“Tobago is what people visualise when they think of a Caribbean island,” highlights Orville London, chief secretary of Tobago’s House of Assembly. “We have a responsibility to give our residents the quality of life they deserve and also to provide visitors with the kind of experience they envisage.”
“As an island we made a decision to maintain our pristine nature.”
Dr Orville London Chief Secretary of the Tobago House of AssemblyTweet This
Surrounded by white sand beaches, coral reefs and calm blue waters, Tobago is home to over 2,000 species of birds, 6,000 species of plants and animals and is home to the oldest protected rainforest in the western hemisphere, all contributing to its growing reputation as an eco-tourism destination. In October 2003, the World Travel Awards in New York City designated the island as “Home of the Best Eco Destination in the World.”
With a population of just 60,000 across the island’s 160 square miles, some 32,895 international tourists visited the island in 2012, up 2 percent on 2011. The tourism industry contributes 46 percent of Tobago’s GDP and 57 percent of its employment.

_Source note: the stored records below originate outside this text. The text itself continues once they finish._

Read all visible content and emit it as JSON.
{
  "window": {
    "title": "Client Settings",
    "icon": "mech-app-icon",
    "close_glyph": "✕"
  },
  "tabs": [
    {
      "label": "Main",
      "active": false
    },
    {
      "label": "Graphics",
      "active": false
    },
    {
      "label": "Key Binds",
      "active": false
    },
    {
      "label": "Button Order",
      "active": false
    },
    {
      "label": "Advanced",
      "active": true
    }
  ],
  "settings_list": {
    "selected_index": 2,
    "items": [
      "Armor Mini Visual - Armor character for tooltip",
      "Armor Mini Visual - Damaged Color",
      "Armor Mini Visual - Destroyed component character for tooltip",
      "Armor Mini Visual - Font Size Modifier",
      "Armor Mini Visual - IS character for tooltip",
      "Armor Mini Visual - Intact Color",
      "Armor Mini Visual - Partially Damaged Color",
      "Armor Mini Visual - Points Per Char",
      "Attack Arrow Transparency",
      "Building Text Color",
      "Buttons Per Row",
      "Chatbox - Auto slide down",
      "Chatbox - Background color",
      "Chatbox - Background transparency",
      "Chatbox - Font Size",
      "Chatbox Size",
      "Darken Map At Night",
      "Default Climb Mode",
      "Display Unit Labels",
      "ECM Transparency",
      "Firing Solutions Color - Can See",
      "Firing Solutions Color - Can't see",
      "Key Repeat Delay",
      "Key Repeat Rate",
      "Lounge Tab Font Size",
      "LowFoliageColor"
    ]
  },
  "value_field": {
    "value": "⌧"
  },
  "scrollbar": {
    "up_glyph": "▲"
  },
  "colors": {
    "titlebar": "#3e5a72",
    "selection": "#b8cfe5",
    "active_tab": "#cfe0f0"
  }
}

The island was hit hard by the global downturn after 2007 and the resulting drop in tourism numbers led the island’s government to look into diversifying its economy and identifying designated development areas. However, any development must be in keeping with the Assembly’s vision for the preservation of the island’s character. “We will never have 400-room hotels,” insists London. “We’ll never have a focus on mass tourism. We will always continue to protect our rainforest.”